First, let it be said that the furor is over an amendment that was passed by the voters of California. Just because the majority believes something does not make it right (that is mob rule, i.e. democracy); there are checks and balances in the system to make sure that the majority does not override the rights of a minority. That is what a federal republic is all about, which is the system of government that we practice. Here is how it went down:
- The voters of California spoke (and with a margin about as wide as President Obama’s defeat of John McCain in the presidential election, lest anyone think that the margin was too thin to count).
- There was an appeal by the minority; this is just fine and the way that the system is designed to function!
- That appeal was taken to the highest court in the state, which heard the appeal from a well-funded and researched legal team who made the best argument they could.
- That court ruled that the people of California have the right to amend their constitution by vote.
If you want to read a great discussion of the topic of same sex marriage and the biblical issues behind it, you can’t do better than Kent DelHousaye’s article on the subject. He makes a compelling case. Go read it. No, I mean it. Now. I can wait.
No, for real…go read it.
Okay, done? Good. On with the show…
As a Christian I was somewhat torn over this one for awhile. (I know…I am supposed to be vehemently and angrily against same sex marriage because I am an evangelical Christian…sorry, I prefer to think about this stuff and come to a conclusion that is thought out, thoughtful, and understands the other side) The tension in my mind arises over trying to live life with a biblical outlook as someone who is trying to follow Christ. On the one hand, when I vote I try to vote for those laws and candidates who I believe honor God; it’s a “HWJV” (How Would Jesus Vote) thing. On the other hand, I can’t expect non-Christians to act like Christians (heck, a lot of Christians don’t act very Christian!) and I have a difficult time legislating morality. I am also wary of government interference…what will I feel like when the majority votes to outlaw Christian worship? I lean libertarian at times…so sue me.
When I read Kent’s article awhile back it crystallized my thoughts. The idea here isn’t marriage; at least that is not the stated issue that same-sex marriage proponents offer. The issues here are supposed to be tax advantages, estate law, and health care benefits that marriage offers. I believe what Kent says in his post (go read it if you haven’t!), that if those are the issues then another “estate” such as domestic unions should be acceptable. The term “marriage” has always been a primarily sacred (not secular) institution. For instance, when I officiate at a wedding I end with something like “By the authority vested in me be God and recognized by the state of Arizona, I pronounce you husband and wife.” It is a sacred institution recognized by the state.
If the true idea, though, is that someone wants a sense of God’s blessing over something that is clearly delineated in Scripture as sin (and it is; go read Romans 1:24-32) then I cannot sign off on that. As Isaiah 5:20 says, “Woe to those who call evil good, and good evil.” Asking God to bless sin is not okay! Whatever we want to say about it, God’s standards never change. That is not being hateful, just honest. I am sad that many Christians can get way too angry over issues, but stating the biblical issue is not hateful. And lest someone ask why the Bible can give laws, our entire culture and the foundation for law in the western world comes from the precedent and mandate given to us in Scripture. That is why a copy of the Ten Commandments still stands outside of our Supreme Court.

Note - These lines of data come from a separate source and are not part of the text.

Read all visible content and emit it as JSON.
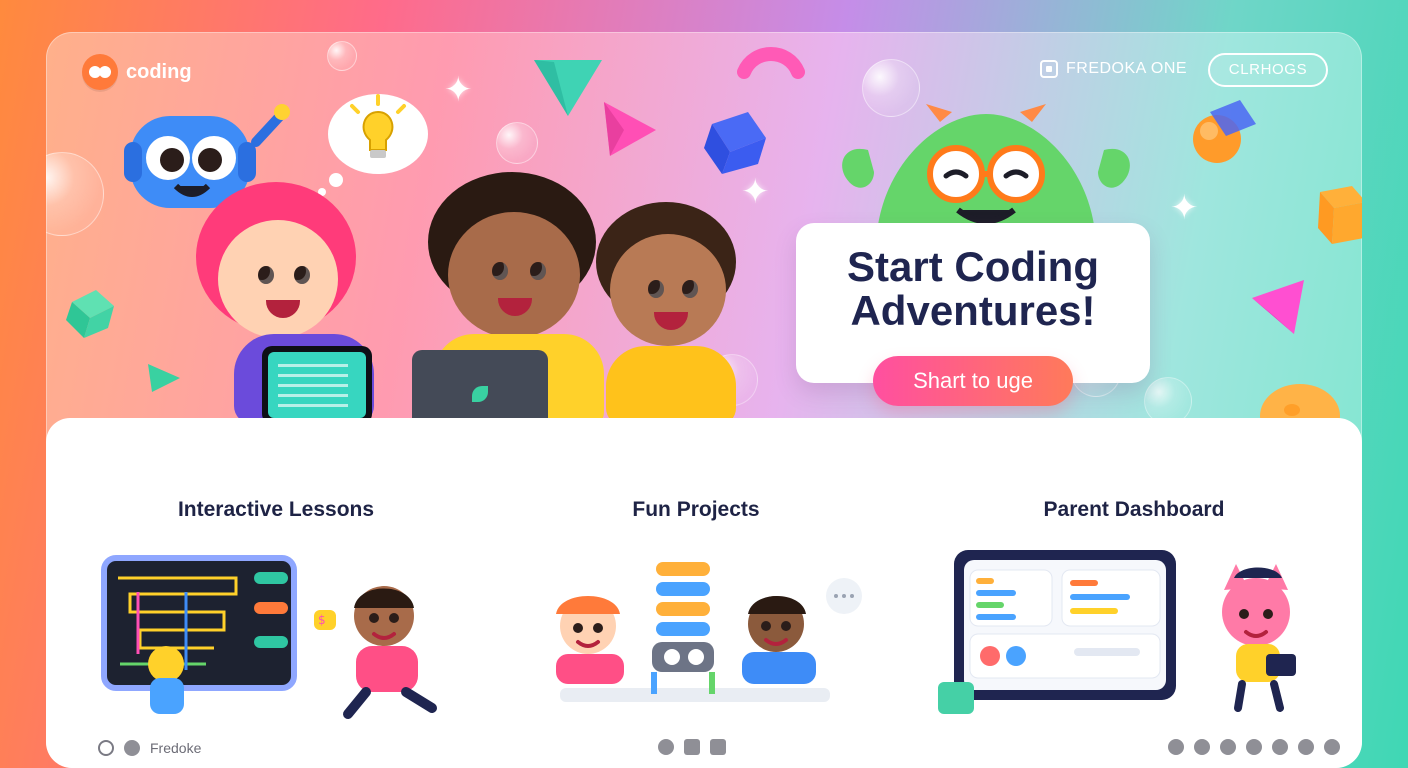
{
  "brand": {
    "name": "coding",
    "logo_icon": "coding-logo-icon",
    "colors": {
      "accent": "#ff7a3a",
      "cta_start": "#ff4fa0",
      "cta_end": "#ff7a5a",
      "title": "#1f2550"
    }
  },
  "nav": {
    "link_label": "FREDOKA ONE",
    "link_icon": "puzzle-icon",
    "button_label": "CLRHOGS"
  },
  "hero": {
    "title_line1": "Start Coding",
    "title_line2": "Adventures!",
    "cta_label": "Shart to uge"
  },
  "features": [
    {
      "title": "Interactive Lessons",
      "icon": "maze-board-icon"
    },
    {
      "title": "Fun Projects",
      "icon": "robot-building-icon"
    },
    {
      "title": "Parent Dashboard",
      "icon": "dashboard-icon"
    }
  ],
  "footer": {
    "left_label": "Fredoke",
    "left_icons": [
      "circle-icon",
      "twitter-icon"
    ],
    "mid_icons": [
      "twitter-icon",
      "square-icon",
      "grid-icon"
    ],
    "right_icons": [
      "triangle-icon",
      "triangle-icon",
      "triangle-icon",
      "triangle-icon",
      "wheel-icon",
      "chat-icon",
      "facebook-icon"
    ]
  }
}
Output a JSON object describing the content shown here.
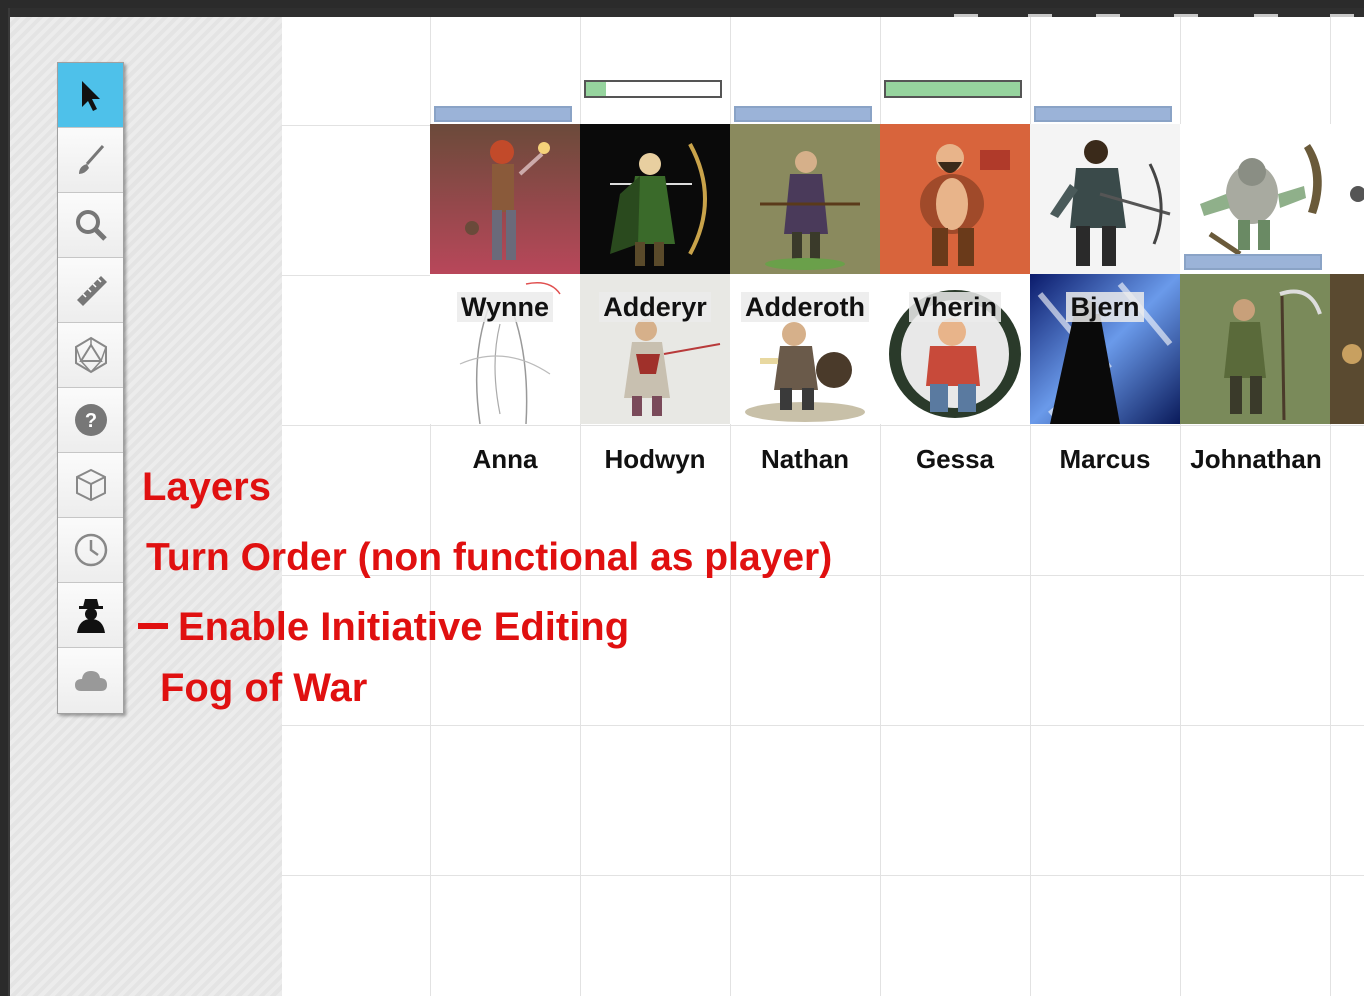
{
  "toolbar": {
    "tools": [
      {
        "name": "select-tool",
        "icon": "arrow-pointer-icon",
        "active": true
      },
      {
        "name": "draw-tool",
        "icon": "paintbrush-icon"
      },
      {
        "name": "zoom-tool",
        "icon": "magnifier-icon"
      },
      {
        "name": "measure-tool",
        "icon": "ruler-icon"
      },
      {
        "name": "dice-tool",
        "icon": "d20-icon"
      },
      {
        "name": "help-tool",
        "icon": "question-icon"
      },
      {
        "name": "layers-tool",
        "icon": "cube-icon"
      },
      {
        "name": "turn-order-tool",
        "icon": "clock-icon"
      },
      {
        "name": "gm-tool",
        "icon": "spy-icon"
      },
      {
        "name": "fog-tool",
        "icon": "cloud-icon"
      }
    ]
  },
  "annotations": {
    "layers": "Layers",
    "turn_order": "Turn Order (non functional as player)",
    "initiative": "Enable Initiative Editing",
    "fog": "Fog of War"
  },
  "tokens_row1": [
    {
      "name": "",
      "hp_fraction": null
    },
    {
      "name": "",
      "hp_fraction": 0.15
    },
    {
      "name": "",
      "hp_fraction": null
    },
    {
      "name": "",
      "hp_fraction": 1.0
    },
    {
      "name": "",
      "hp_fraction": null
    },
    {
      "name": "",
      "hp_fraction": null
    }
  ],
  "tokens_row2": [
    {
      "name": "Wynne"
    },
    {
      "name": "Adderyr"
    },
    {
      "name": "Adderoth"
    },
    {
      "name": "Vherin"
    },
    {
      "name": "Bjern"
    },
    {
      "name": ""
    }
  ],
  "players": [
    "Anna",
    "Hodwyn",
    "Nathan",
    "Gessa",
    "Marcus",
    "Johnathan"
  ],
  "colors": {
    "annotation": "#e01010",
    "active_tool": "#4ec1ea",
    "status_bar": "#9bb3d8",
    "hp_bar": "#96d49e"
  }
}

Furthermore, as my friend Robert has said, this isn’t about equality or human rights. We have laws against children marrying, against siblings marrying, and against currently married people marrying again. We have laws against people marrying other animals. (but why no laws against people marrying plants, or ideas, or something else? “Yes, Reverend, I am madly in love with Charles Dickens’ ‘A Christmas Carol’ and I would like to commit to it in holy matrimony!” “Your honor, I want to leave my home to my dog when I die and this is the easiest way to do so. I love her so much that I want Pumpkin to be my wife.”) So the argument that love is love, is, unfortunately, a non sequitur. Our attitude toward marriage and its transience has caused so much social damage (go ask a child of divorce how painful it is to go through) that doing more damage to the institution can’t possibly make things any better.
So I applaud the decision of the CA Supreme Court on multiple levels. One they upheld the constitutional process and the voice of the people of California. Two they checked the political power of a few elected officials (and unelected judges) who were overriding the will of the people. Three they decided that going backward would be a nightmare as well as recognized that another civil arrangement could be made that provides the same secular rights without the sacred overtones. That is a good decision.
Okay, I am going to leave comments on. Remember, if you are going to post a comment I will moderate it however I see fit. If you are respectful and polite and thoughtful to others I will allow it; if you are mean-spirited I will delete the post AT MY DISCRETION. This blog is a dictatorship, not a federal republic. 🙂